nothing to panic about. Trees will often set more leaves
in the spring than they can support during the summer. Heat and
drought stress will cause trees to lose leaves that they cannot
support with available soil moisture. This year's leaf drop is
likely worse than usual because excess rains in certain areas
weakened the trees’ root systems. Now that we are drying out and
warming up, that weakened root system can no longer keep up with
the moisture demands of the foliage and tree drops leaves to
compensate. In fact, excess soil moisture itself can cause leaf
drop because waterlogged root systems can’t take up water and
transport it due to a lack of oxygen.
A bitter taste in cucumbers is the result of stress that can
be caused by a number of factors, including heredity, moisture,
temperature, soil characteristics and disease. Most often this
occurs during the hot part of the summer or later in the growing
compounds, cucurbitacins B and C, give rise to the bitter taste.
Though often only the stem end is affected, at times the entire
fruit is bitter. Also, most of the bitter taste is found in and
just under the skin. Bitter fruit is not the result of cucumbers
cross-pollinating with squash or melons. These plants cannot
cross-pollinate with one another.
varieties are less likely to become bitter than older ones.
Proper cultural care is also often helpful. Make sure your plants
have the following:
- Well-drained soil
with a pH between 6.0 and 6.5.
- Plenty of organic
matter also helps.
- Mulch helps
conserve moisture and keep roots cool during hot, dry weather.
- Adequate water
especially during the fruiting season.
- Disease and
If your basil and thyme look like they
need an extreme makeover you can revitalize them by cutting them
back severely. This will stimulate a clean new flush of growth,
free of any insect and disease damage incurred since spring.
Goes The Melon...
Watermelon growers probably have some pretty big fruit by
now. You don't want to harvest your melons too early! Just
check for these tell-tale indicators of ripeness:
- The underside
ground spot turns from whitish to creamy yellow.
- The tendril
closest to the melon turns brown and shrivels.
- The rind loses
its gloss and appears dull.
- The melon
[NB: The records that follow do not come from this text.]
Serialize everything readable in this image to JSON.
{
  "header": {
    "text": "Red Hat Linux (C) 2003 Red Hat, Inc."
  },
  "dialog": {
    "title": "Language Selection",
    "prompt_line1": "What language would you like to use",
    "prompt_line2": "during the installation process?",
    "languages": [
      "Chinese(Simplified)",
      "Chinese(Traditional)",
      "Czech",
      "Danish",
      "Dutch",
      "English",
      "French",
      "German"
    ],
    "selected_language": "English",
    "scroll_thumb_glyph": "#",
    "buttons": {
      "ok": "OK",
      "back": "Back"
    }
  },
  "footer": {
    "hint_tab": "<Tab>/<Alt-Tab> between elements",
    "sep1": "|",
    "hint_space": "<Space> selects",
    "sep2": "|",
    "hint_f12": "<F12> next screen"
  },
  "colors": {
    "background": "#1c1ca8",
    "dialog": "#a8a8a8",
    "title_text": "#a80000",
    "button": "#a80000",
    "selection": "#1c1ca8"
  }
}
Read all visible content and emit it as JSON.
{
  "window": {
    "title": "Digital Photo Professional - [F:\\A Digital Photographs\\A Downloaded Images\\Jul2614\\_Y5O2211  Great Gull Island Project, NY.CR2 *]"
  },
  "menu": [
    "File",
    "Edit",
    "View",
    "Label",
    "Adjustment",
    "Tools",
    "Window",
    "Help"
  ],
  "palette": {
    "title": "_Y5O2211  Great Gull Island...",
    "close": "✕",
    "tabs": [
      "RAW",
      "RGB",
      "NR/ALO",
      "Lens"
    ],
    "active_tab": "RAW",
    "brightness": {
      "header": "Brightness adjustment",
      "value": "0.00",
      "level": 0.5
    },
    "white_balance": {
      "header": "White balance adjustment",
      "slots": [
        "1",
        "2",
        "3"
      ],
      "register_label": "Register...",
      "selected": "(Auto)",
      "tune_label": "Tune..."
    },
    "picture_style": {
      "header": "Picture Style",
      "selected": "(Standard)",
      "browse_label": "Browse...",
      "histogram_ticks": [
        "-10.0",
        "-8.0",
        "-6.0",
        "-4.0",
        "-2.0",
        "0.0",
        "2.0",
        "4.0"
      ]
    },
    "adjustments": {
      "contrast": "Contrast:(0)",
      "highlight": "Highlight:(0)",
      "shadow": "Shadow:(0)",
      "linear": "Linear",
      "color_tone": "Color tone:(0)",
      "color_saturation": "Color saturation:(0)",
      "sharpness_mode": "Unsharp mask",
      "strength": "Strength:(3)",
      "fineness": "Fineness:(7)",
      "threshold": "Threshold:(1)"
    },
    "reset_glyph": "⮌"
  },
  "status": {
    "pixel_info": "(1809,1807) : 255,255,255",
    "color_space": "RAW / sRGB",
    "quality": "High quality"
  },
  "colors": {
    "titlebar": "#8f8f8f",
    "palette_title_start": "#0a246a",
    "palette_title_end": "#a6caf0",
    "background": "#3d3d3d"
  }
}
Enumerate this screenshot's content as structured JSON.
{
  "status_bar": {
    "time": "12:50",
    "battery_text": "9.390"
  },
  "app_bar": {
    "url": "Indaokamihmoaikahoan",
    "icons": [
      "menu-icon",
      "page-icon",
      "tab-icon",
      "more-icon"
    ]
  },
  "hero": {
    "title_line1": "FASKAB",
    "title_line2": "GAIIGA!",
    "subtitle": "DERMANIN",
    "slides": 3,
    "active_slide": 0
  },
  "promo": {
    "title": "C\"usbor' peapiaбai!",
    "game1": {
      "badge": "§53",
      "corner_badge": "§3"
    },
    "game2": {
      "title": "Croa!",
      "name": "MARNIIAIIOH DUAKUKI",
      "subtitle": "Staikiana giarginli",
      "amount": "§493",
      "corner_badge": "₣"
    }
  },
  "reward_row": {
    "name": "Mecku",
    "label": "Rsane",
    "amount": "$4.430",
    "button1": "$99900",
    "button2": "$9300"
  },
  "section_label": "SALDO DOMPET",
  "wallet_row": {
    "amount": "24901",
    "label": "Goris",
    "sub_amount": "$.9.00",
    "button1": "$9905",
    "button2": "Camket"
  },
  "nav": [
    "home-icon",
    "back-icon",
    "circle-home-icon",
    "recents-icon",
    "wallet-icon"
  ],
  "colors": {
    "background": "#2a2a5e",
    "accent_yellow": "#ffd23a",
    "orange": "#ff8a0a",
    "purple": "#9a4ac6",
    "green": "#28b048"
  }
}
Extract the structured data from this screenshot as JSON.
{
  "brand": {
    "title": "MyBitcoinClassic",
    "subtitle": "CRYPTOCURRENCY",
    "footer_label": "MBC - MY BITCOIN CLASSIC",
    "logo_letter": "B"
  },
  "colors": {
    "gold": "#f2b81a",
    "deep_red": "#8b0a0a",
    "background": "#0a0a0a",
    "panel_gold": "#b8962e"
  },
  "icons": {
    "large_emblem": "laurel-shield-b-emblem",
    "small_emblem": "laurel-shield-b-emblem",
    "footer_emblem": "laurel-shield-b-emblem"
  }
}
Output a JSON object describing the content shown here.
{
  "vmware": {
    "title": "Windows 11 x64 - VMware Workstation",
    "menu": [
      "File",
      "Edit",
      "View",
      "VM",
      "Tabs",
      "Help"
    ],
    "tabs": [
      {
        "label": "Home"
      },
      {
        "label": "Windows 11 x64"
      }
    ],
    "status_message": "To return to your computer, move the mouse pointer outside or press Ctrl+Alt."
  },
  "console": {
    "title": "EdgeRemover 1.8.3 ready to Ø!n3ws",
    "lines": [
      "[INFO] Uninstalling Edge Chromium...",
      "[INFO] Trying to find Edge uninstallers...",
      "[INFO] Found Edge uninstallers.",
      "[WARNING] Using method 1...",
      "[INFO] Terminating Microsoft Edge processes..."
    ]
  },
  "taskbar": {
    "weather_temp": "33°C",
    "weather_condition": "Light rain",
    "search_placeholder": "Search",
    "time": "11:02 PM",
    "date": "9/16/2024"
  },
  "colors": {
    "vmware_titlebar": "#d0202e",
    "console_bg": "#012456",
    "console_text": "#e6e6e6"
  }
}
produces a dull thud rather than a ringing sound when thumped.
The Cutting Gardener...
When gardens are blooming the way they
have been lately it's a shame not to spread the beauty around.
How? By bringing some of it inside! Before you
try it yourself there are some procedures to
follow if you really want to do it right:
- Start when flower
stems are full of water - either early morning (6 to 8 AM) or
late evening (7 to 9 PM).
- Carry a clean
bucket filled with very warm (100 to 120º F) water.
- Always use sharp,
very clean scissors or pruners when cutting.
- Immediately place
any cut flowers in the bucket of warm water.
- When you bring
the flowers in, re-cut each flower under water. This pulls
water into the stems more quickly. Flowers that are not re-cut
immediately after picking can lose up to 60% of their
- Place the bucket
of re-cut flowers in a cool area, such as the basement and
allow them to hydrate or harden for at least one hour (although
overnight is best).
- Arrange, display,
Bulbs That Bloom In Autumn...
The savviest of Savvygardeners know that there are a number
of autumn-blooming bulbs that really perk up the fall garden and
landscape. Autumn crocus (Colchicum autumnale) also known as
meadow saffron, mysteria, or naked boys produces pink to lavender
crocus-like flowers in the fall and there is no foliage present
when the plants are in bloom. Dark green leaves will emerge in
the spring, remain until summer, then turn yellow and die to the
ground. After which, the flowers magically appear in the fall
should be planted immediately after purchase or delivery in
August or September or they will start to bloom in their
packaging. Plant the corms in clumps, 2-3 inches deep in
well-drained soil in full sun to partial shade. Pretty!
Too Tall Turf?
If you've been away on vacation and your
lawn is extra tall be careful about cutting too much at once. As
a rule you should cut no more than one-third of the grass height
at a time. If necessary, try setting your mower height to the
highest setting for a first cutting. Then wait two-three days
and cut again at a reduced height.
"Many things grow in
the garden that were never sowed there."